Located in the heart of La Candelaria just one block away from the Plaza de Bolivar, lies one of the oldest and most important gastronomic and historical establishments of Bogota. No it’s not some tacky tourist hang out spot where people just go for their usual selfie opp. There’s no takeaway postcard or souvenir. Just simple Santafereño (Bogotano) home cooking for hungry patrons who value tradition and quality. I’m talking about a cosy little eatery/restaurant called La Puerta Falsa.
Looking at it from the outside, most people would probably mistake it for one of the many classic Spanish colonial homes that line the streets of the city’s historic centre. It’s a tiny establishment, with a wooden bar on the right that seats about ten people and a small staircase which leads to an upper level that manages to squeeze in three tables. While one may think that with all the traffic that comes through the door, why not expand? My only guess is that the owners have intended to preserve its humble and intimate ambience, upholding its reputation as being a traditional family-owned Colombian eatery rather than a full blown restaurant.
The story of La Puerta Falsa stretches back almost 200 years. Its name was adopted as the church across the street had fake doors built on the outside which were used as a defence mechanism to mislead attackers to the city. As the eatery didn’t have a name at the time, locals started referring to it as La Puerta Falsa (the fake door) which officially became its name in 1816 when the current owner’s great great grandparents registered the family business. Generations upon generations of Bogotanos from every day locals to well-known writers, actors and ex-presidents have passed through the doors of this gastronomic icon in order to fill their bellies with classic Bogotano favourites such as its famous Tamales.
While the options are not many, the secret of La Puerta’s success lies in its history. We’re talking about two centuries worth of tightly kept family recipes here with traditional dishes on offer such as chocolate completo (Colombian style hot chocolate), agua de panela completa (a hot drink made of panela) and Ajiaco. While these options are all great, most people flock to La Puerta Falsa for its Tamales. These things are so goddamn delicious that they top many locals’ “best tamal in Bogota” lists. I remember the first time I tried La Puerta’s tamal and thinking goodness this is how all Colombian tamales should taste like.
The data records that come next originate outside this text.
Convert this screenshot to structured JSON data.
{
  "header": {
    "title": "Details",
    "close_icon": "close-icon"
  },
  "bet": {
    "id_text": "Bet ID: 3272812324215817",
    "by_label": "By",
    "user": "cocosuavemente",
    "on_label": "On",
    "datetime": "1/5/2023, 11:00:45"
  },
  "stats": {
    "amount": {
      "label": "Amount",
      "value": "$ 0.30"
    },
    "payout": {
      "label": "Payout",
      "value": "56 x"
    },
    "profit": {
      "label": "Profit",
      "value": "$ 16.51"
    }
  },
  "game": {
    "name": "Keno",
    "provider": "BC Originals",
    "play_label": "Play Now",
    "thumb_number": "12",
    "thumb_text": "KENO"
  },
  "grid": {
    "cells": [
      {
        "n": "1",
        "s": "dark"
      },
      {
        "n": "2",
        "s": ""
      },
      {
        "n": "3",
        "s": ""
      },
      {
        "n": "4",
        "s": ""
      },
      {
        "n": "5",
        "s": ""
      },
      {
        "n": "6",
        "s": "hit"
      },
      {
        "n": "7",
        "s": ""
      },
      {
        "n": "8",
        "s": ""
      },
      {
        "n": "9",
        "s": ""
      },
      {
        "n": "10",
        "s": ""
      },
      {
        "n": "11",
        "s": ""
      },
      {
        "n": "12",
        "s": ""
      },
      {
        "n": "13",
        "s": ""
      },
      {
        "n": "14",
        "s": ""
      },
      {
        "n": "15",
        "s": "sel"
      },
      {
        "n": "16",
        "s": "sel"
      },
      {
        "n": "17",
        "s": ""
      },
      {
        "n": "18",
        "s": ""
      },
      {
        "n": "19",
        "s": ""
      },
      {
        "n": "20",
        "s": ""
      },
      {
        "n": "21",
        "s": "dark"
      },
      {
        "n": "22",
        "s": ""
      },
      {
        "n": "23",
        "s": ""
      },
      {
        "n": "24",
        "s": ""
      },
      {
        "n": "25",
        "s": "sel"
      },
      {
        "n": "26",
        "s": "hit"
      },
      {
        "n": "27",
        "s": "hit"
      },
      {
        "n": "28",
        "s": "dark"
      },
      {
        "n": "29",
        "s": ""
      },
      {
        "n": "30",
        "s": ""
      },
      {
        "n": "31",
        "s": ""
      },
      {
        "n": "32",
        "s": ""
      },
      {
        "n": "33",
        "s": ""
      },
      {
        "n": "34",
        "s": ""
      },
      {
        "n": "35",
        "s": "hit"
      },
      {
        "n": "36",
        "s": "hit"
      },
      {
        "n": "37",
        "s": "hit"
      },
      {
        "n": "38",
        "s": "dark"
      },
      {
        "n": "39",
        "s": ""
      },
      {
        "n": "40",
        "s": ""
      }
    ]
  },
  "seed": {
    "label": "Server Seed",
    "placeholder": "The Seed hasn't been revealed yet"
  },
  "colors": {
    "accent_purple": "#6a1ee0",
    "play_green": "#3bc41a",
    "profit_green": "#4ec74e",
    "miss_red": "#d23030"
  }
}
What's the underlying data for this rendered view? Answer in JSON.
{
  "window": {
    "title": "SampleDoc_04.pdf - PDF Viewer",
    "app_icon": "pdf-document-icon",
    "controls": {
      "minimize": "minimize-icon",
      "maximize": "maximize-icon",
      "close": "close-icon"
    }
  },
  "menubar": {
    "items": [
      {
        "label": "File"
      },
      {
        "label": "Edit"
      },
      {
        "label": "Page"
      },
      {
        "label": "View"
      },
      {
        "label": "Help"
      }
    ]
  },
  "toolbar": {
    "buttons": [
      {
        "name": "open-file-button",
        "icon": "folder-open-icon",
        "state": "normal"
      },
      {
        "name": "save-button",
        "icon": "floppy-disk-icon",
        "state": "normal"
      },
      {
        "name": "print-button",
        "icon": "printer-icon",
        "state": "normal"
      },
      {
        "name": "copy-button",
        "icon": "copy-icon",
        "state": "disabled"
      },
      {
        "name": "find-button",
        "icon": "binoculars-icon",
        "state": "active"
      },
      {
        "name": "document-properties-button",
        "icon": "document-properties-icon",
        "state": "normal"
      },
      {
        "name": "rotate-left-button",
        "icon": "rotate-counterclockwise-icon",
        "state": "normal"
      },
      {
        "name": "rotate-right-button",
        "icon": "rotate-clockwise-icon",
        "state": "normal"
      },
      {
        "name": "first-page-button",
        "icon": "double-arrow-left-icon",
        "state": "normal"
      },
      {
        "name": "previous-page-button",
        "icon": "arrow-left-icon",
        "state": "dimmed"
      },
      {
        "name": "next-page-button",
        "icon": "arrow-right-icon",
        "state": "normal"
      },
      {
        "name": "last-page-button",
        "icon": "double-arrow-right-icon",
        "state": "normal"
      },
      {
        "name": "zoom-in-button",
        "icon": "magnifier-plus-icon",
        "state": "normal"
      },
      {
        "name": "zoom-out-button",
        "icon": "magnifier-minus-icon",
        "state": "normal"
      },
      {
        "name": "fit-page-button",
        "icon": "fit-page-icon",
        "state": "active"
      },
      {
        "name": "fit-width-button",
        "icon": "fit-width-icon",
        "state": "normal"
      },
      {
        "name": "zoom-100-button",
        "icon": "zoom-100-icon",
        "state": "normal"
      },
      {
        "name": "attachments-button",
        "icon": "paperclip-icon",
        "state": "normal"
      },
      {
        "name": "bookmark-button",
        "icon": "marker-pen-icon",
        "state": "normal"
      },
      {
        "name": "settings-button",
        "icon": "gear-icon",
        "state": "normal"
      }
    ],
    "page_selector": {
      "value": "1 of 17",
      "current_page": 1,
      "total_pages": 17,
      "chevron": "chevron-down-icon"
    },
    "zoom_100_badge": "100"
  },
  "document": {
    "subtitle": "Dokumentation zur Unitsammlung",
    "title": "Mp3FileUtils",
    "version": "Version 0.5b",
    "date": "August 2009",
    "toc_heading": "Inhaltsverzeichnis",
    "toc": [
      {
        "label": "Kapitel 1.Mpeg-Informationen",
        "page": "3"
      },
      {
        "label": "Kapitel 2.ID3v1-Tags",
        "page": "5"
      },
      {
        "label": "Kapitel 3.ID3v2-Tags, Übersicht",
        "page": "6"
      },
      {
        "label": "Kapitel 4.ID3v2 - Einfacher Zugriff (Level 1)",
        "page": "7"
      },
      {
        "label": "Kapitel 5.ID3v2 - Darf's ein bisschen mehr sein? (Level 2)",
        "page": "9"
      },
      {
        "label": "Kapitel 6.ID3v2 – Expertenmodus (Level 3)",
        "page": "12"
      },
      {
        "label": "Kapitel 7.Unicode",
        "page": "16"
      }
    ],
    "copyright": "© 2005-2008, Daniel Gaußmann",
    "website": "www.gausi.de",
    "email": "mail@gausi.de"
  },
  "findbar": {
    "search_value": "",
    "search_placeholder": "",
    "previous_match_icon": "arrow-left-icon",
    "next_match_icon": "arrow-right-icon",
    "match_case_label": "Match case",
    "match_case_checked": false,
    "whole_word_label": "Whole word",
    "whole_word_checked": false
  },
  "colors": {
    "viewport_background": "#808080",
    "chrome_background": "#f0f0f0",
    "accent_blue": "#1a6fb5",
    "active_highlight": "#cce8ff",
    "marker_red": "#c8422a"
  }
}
The other dish that’s worth trying is the chocolate completo which comes with hot chocolate, cheese, bread and almojabana (kind of a mix between a sponge cake and cheese bread). It may sound strange to some people but Colombians often drink hot chocolate for breakfast.That’s not even the strange part. They put chunks of cheese in it too. The idea is to scoop out bits of melted cheese from the bottom while you sip on your hot beverage. Coming from a western background where coffee is about as exciting as far as breakfast beverages go, this was a real gastural (gastro and cultural) shock to me. It still doesn’t make any sense to me to have melted cheese sitting at the bottom of a hot mug of hot chocolate but I’ve somehow taken a liking to it. I guess you’ll just have to try it out for yourself.
On your way out, make sure you check out at least one of the many traditional sweets they have on display.